I've built a raycaster to estimate ambient occlusion, and use the technique of "bent normals" to do the lighting. So my normals aren't perpendicular to the quad, nor do they have unit length; rather, they point roughly towards the space where least occlusion is happening, and are shorter when the quad receives less light. The advantage of this technique is that it just requires a one-time calculation of the occlusion, and is essentially free at render time.

However, I run into trouble when I try to assign different normals to different vertices of the same quad in order to get smooth lighting. Because the quad is split up into triangles, and linear interpolation happens over each triangle, the result of the interpolation clearly shows the presence of the triangles as ugly diagonal artifacts:

The problem is that OpenGL uses barycentric interpolation over each triangle, which is a weighted sum over 3 out of the 4 corners. Ideally, I'd like to use bilinear interpolation, where all 4 corners are being used in computing the result.

I can think of some workarounds:

Stuff the normals into a 2x2 RGB texture, and let the texture processor do the bilinear interpolation. This happens at the cost of a texture lookup in the fragment shader. I'd also need to pack all these mini-textures into larger ones for efficiency.

Use vertex attributes to attach all 4 normals to each vertex. Also attach some [0..1] coefficients to each vertex, much like texture coordinates, and do the bilinear interpolation in the fragment shader. This happens at the cost of passing 4 normals to the shader instead of just 1.

I think both these techniques can be made to work, but they strike me as kludges for something that should be much simpler. Maybe I could transform the normals somehow, so that OpenGL's interpolation would give a result that does not depend on the particular triangulation used.

(Note that the problem is not specific to normals; it is equally applicable to colours or any other value that needs to be smoothly interpolated across a quad.)

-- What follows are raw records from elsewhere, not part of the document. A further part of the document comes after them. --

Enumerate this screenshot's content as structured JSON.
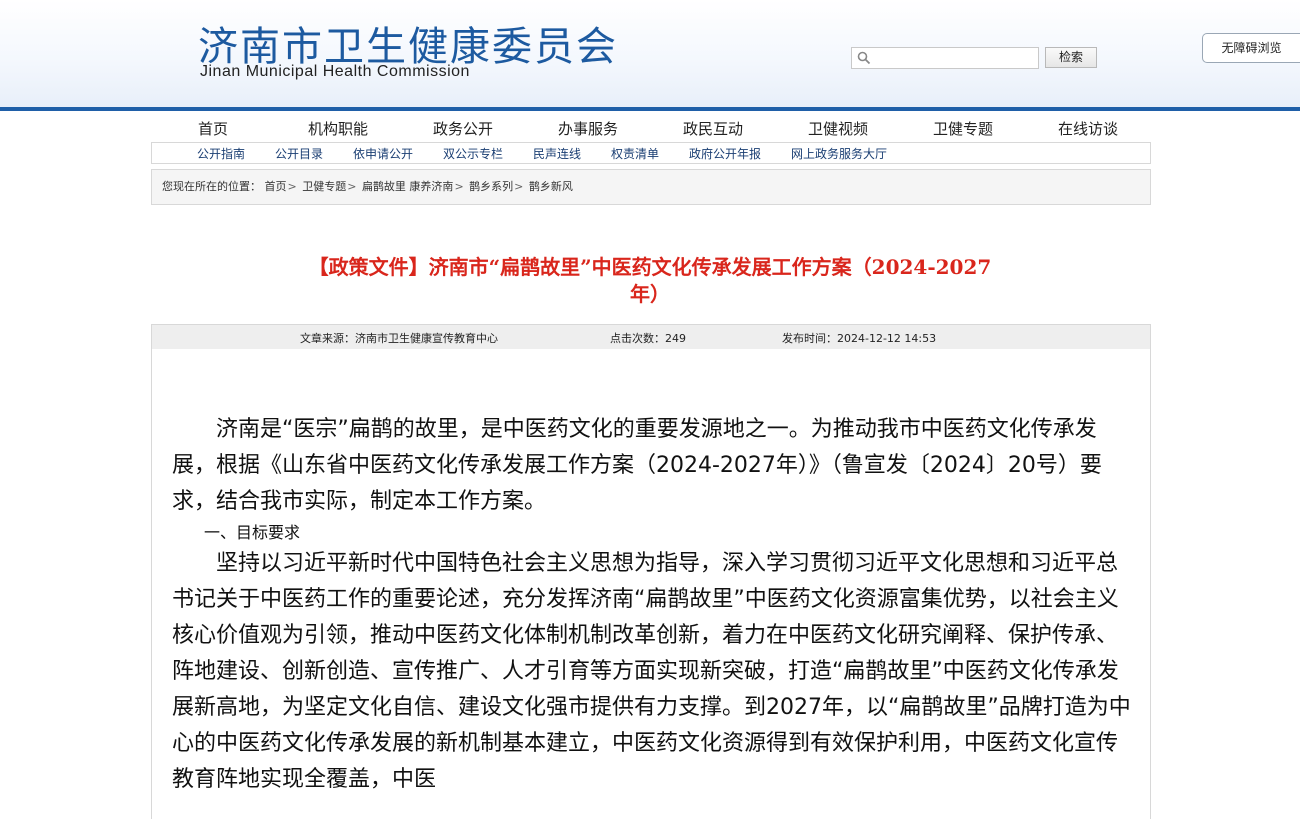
{
  "header": {
    "logo_cn": "济南市卫生健康委员会",
    "logo_en": "Jinan Municipal Health Commission",
    "search_placeholder": "",
    "search_button": "检索",
    "accessibility_button": "无障碍浏览",
    "accent_color": "#1f5fa8"
  },
  "main_nav": [
    "首页",
    "机构职能",
    "政务公开",
    "办事服务",
    "政民互动",
    "卫健视频",
    "卫健专题",
    "在线访谈"
  ],
  "sub_nav": [
    "公开指南",
    "公开目录",
    "依申请公开",
    "双公示专栏",
    "民声连线",
    "权责清单",
    "政府公开年报",
    "网上政务服务大厅"
  ],
  "breadcrumb": {
    "prefix": "您现在所在的位置：",
    "items": [
      "首页",
      "卫健专题",
      "扁鹊故里 康养济南",
      "鹊乡系列",
      "鹊乡新风"
    ],
    "separator": ">"
  },
  "article": {
    "title_line1": "【政策文件】济南市“扁鹊故里”中医药文化传承发展工作方案（2024-2027",
    "title_line2": "年）",
    "title_color": "#d9261c",
    "source": "文章来源：济南市卫生健康宣传教育中心",
    "clicks": "点击次数：249",
    "published": "发布时间：2024-12-12 14:53",
    "paragraphs": [
      "济南是“医宗”扁鹊的故里，是中医药文化的重要发源地之一。为推动我市中医药文化传承发展，根据《山东省中医药文化传承发展工作方案（2024-2027年）》（鲁宣发〔2024〕20号）要求，结合我市实际，制定本工作方案。",
      "一、目标要求",
      "坚持以习近平新时代中国特色社会主义思想为指导，深入学习贯彻习近平文化思想和习近平总书记关于中医药工作的重要论述，充分发挥济南“扁鹊故里”中医药文化资源富集优势，以社会主义核心价值观为引领，推动中医药文化体制机制改革创新，着力在中医药文化研究阐释、保护传承、阵地建设、创新创造、宣传推广、人才引育等方面实现新突破，打造“扁鹊故里”中医药文化传承发展新高地，为坚定文化自信、建设文化强市提供有力支撑。到2027年，以“扁鹊故里”品牌打造为中心的中医药文化传承发展的新机制基本建立，中医药文化资源得到有效保护利用，中医药文化宣传教育阵地实现全覆盖，中医"
    ]
  }
}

Any ideas how else to approach this problem? If not, which of the two techniques above would be best?